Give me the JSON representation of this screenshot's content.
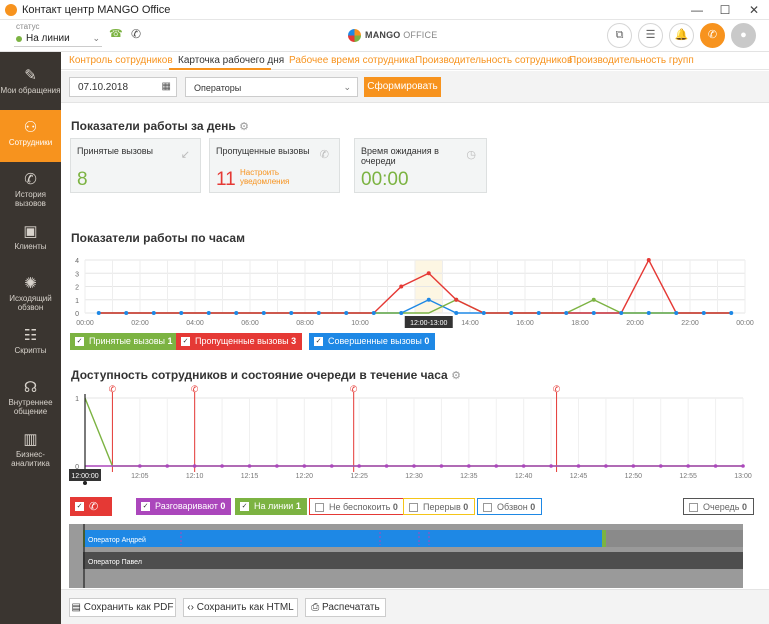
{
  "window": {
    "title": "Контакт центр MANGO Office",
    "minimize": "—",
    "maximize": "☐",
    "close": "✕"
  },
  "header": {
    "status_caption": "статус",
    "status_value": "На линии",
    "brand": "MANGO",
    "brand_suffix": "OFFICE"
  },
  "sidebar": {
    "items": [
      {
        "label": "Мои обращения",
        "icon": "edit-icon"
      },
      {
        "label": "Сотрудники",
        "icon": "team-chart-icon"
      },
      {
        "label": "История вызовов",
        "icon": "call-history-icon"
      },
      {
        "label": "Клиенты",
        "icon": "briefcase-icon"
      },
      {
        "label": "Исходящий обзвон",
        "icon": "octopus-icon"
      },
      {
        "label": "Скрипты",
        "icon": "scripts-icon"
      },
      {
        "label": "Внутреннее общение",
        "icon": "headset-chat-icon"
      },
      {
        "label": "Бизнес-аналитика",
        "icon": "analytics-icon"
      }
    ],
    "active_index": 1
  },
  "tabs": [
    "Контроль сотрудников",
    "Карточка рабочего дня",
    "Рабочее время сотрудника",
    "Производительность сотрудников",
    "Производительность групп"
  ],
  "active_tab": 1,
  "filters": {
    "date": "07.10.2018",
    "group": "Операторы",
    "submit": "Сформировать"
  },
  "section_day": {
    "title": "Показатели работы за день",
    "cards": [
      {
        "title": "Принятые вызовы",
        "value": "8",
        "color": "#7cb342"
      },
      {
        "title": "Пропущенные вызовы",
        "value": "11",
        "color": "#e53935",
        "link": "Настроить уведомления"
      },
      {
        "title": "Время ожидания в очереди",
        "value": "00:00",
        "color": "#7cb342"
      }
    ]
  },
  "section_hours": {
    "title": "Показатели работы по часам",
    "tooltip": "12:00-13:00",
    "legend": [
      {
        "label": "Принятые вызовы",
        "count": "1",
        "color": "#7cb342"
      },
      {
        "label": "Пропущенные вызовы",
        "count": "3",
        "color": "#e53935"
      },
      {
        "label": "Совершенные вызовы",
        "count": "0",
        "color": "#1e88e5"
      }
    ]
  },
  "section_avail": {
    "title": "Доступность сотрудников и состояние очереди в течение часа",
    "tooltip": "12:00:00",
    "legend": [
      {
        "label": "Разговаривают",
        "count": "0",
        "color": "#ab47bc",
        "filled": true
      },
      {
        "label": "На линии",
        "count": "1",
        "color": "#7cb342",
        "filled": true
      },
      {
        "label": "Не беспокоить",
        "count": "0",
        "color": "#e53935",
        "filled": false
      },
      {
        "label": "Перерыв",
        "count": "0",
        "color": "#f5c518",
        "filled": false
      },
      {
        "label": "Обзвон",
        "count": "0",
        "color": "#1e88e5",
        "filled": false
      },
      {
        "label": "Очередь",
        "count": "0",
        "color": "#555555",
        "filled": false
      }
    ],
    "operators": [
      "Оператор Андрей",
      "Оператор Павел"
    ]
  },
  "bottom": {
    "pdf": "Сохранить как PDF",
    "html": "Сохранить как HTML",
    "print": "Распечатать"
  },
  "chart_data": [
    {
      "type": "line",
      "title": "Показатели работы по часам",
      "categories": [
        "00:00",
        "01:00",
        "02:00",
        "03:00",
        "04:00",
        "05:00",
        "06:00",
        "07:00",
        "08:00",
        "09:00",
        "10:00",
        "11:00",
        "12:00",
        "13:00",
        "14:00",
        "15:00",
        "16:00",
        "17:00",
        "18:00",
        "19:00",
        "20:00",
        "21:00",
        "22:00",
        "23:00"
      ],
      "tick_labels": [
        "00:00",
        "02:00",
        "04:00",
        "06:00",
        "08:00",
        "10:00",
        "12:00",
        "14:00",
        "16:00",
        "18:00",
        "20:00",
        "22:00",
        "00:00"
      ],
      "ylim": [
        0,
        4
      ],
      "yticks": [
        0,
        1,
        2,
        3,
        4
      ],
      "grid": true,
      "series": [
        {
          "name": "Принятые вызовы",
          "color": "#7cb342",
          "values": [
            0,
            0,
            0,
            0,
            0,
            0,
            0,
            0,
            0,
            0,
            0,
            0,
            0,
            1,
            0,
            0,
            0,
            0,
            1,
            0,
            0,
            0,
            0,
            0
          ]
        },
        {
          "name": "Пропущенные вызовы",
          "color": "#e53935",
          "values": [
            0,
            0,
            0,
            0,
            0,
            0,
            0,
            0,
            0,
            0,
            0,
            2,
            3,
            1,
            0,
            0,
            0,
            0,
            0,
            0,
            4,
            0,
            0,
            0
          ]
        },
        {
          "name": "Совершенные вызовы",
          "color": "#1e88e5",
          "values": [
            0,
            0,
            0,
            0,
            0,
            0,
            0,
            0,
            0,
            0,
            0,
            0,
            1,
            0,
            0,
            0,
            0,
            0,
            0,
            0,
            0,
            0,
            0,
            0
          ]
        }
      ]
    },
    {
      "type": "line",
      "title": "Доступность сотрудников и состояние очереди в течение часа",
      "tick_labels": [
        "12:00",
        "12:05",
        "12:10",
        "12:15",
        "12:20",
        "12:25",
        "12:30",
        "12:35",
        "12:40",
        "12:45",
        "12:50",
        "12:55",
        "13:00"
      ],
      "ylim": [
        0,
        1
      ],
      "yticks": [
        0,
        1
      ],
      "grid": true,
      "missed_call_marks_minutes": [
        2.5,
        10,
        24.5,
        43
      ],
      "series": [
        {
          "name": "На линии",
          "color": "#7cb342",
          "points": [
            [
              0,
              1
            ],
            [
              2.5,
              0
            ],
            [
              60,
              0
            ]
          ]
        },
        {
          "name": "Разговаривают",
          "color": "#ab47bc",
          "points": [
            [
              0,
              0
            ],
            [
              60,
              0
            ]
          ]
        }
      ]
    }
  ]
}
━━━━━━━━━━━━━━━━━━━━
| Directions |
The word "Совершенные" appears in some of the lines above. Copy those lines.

| Expected output |
        "label": "Совершенные вызовы",
          "name": "Совершенные вызовы",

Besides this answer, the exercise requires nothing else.